A Northern Cricket Frog sits on a lily pad in...

A Northern Cricket Frog sits on a lily pad in a pond in Chesterfield County on June 11, 2014. Credit: AP / P. Kevin Morley

Say hello again to the northern cricket frog. Maybe.

Chances are that unless you're 80 or so, you've never seen one on Long Island. They vanished here in the 1930s. But now the endangered species might rise again in the region as part of a plan by the state Department of Environmental Conservation to reintroduce the tiny amphibians to their natural wetland habitats.
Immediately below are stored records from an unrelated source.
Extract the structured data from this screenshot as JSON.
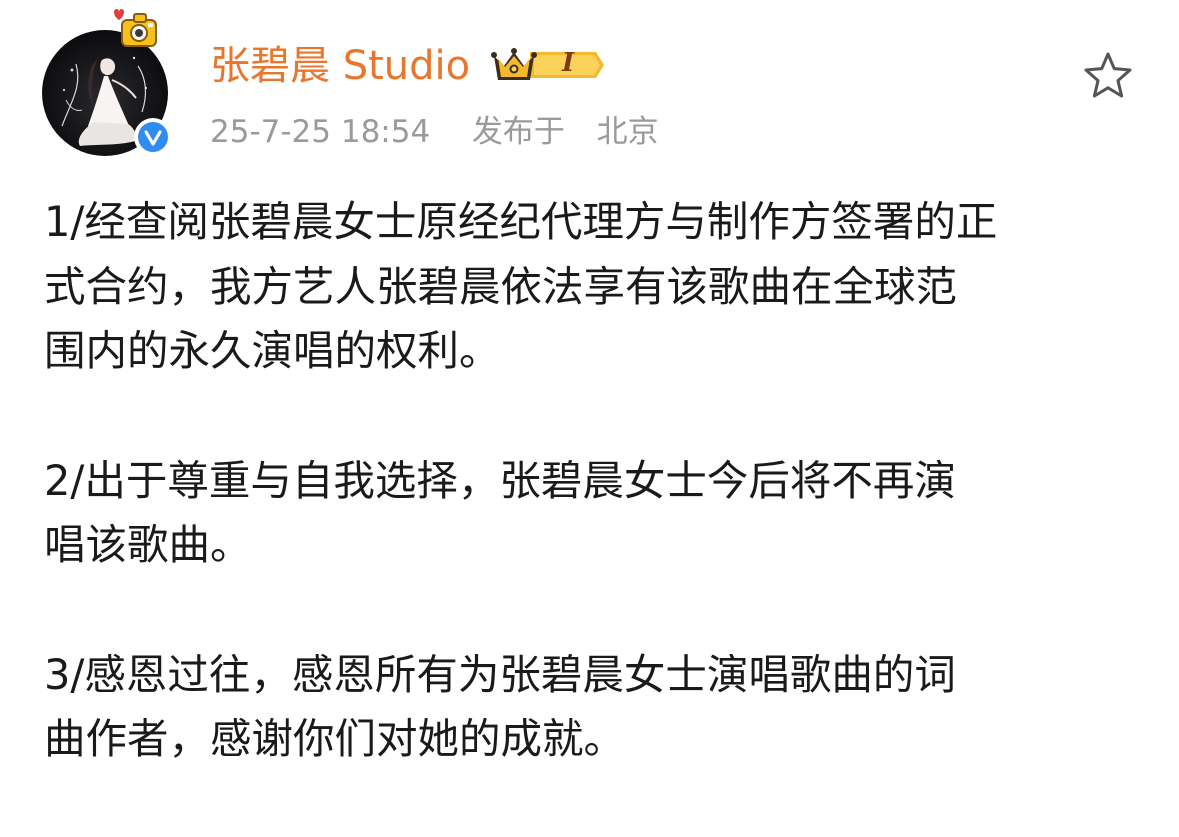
{
  "post": {
    "author": {
      "name": "张碧晨 Studio",
      "verified": true,
      "member_level": "I",
      "avatar_icon": "avatar-illustration"
    },
    "meta": {
      "date": "25-7-25",
      "time": "18:54",
      "published_label": "发布于",
      "location": "北京"
    },
    "actions": {
      "favorite_icon": "star-outline-icon"
    },
    "paragraphs": [
      {
        "lines": [
          "1/经查阅张碧晨女士原经纪代理方与制作方签署的正",
          "式合约，我方艺人张碧晨依法享有该歌曲在全球范",
          "围内的永久演唱的权利。"
        ]
      },
      {
        "lines": [
          "2/出于尊重与自我选择，张碧晨女士今后将不再演",
          "唱该歌曲。"
        ]
      },
      {
        "lines": [
          "3/感恩过往，感恩所有为张碧晨女士演唱歌曲的词",
          "曲作者，感谢你们对她的成就。"
        ]
      }
    ]
  },
  "colors": {
    "username": "#e8762c",
    "meta_text": "#9a9a9a",
    "body_text": "#1a1a1a",
    "verified_blue": "#2f8cf0",
    "badge_gold": "#f5b82e"
  }
}
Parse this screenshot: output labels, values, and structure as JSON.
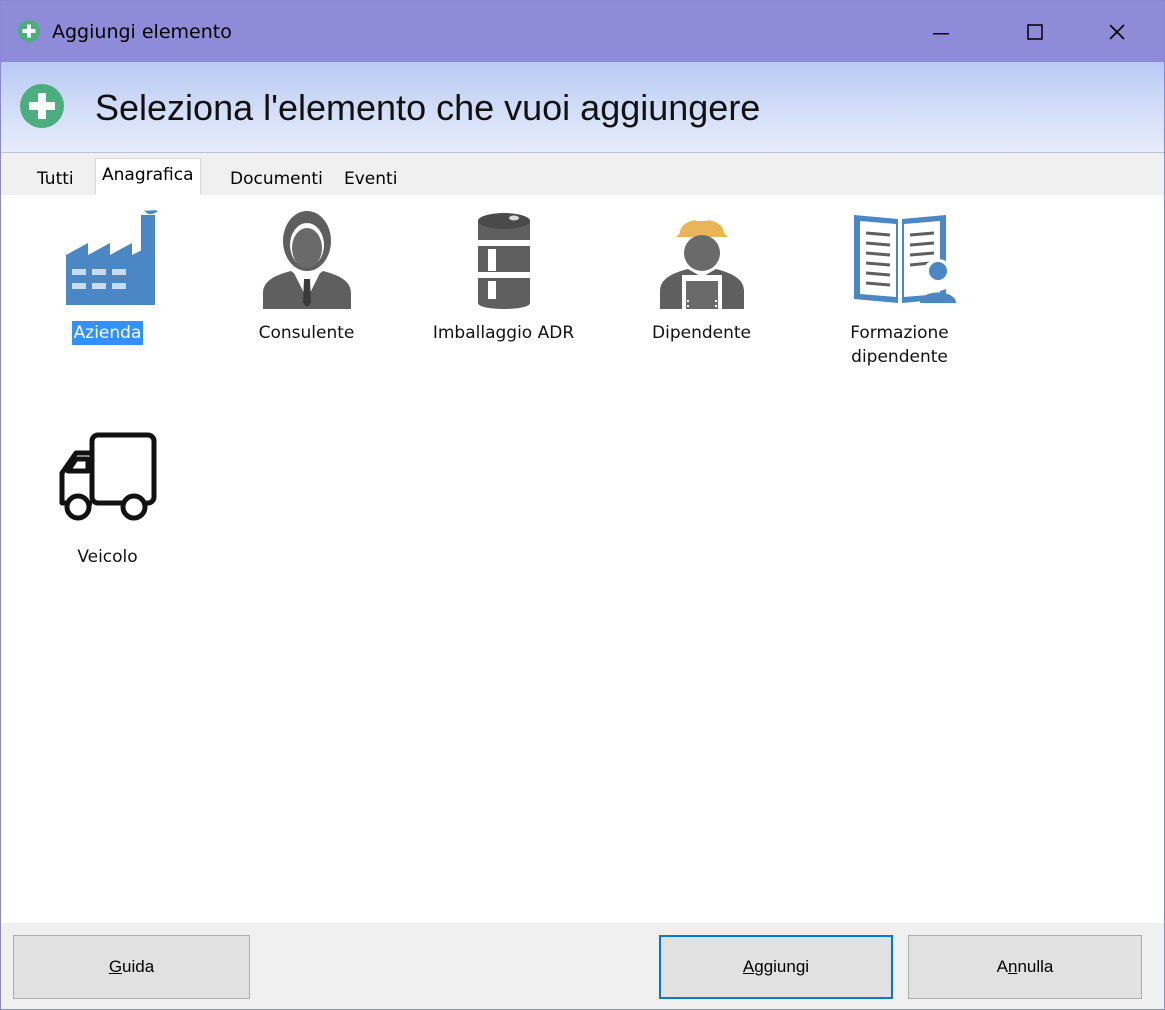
{
  "window": {
    "title": "Aggiungi elemento",
    "minimize": "—",
    "maximize": "☐",
    "close": "✕"
  },
  "header": {
    "title": "Seleziona l'elemento che vuoi aggiungere",
    "icon": "plus-circle-icon"
  },
  "tabs": [
    {
      "label": "Tutti",
      "active": false
    },
    {
      "label": "Anagrafica",
      "active": true
    },
    {
      "label": "Documenti",
      "active": false
    },
    {
      "label": "Eventi",
      "active": false
    }
  ],
  "items": [
    {
      "label": "Azienda",
      "icon": "factory-icon",
      "selected": true
    },
    {
      "label": "Consulente",
      "icon": "consultant-icon",
      "selected": false
    },
    {
      "label": "Imballaggio ADR",
      "icon": "barrel-icon",
      "selected": false
    },
    {
      "label": "Dipendente",
      "icon": "worker-icon",
      "selected": false
    },
    {
      "label_line1": "Formazione",
      "label_line2": "dipendente",
      "icon": "training-book-icon",
      "selected": false
    },
    {
      "label": "Veicolo",
      "icon": "truck-icon",
      "selected": false
    }
  ],
  "footer": {
    "help": {
      "accel": "G",
      "rest": "uida"
    },
    "add": {
      "accel": "A",
      "rest": "ggiungi"
    },
    "cancel": {
      "pre": "A",
      "accel": "n",
      "rest": "nulla"
    }
  },
  "colors": {
    "titlebar": "#8e8bd8",
    "accent_green": "#4cae7e",
    "selection": "#3390ff",
    "icon_gray": "#666666",
    "icon_blue": "#4a87c4",
    "helmet": "#e8b55a"
  }
}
After surveying the state for existing populations, the DEC will identify places suitable for the frogs, including locales where they lived previously, like Long Island. Reintroducing species is notoriously difficult. But this is a worthy undertaking -- for Long Island's historical biodiversity and the long-term health of the frogs. They're interesting little creatures, no more than 1 inch long but capable of jumping 6 feet. And they eat mosquitoes. Bravo! Bring 'em back.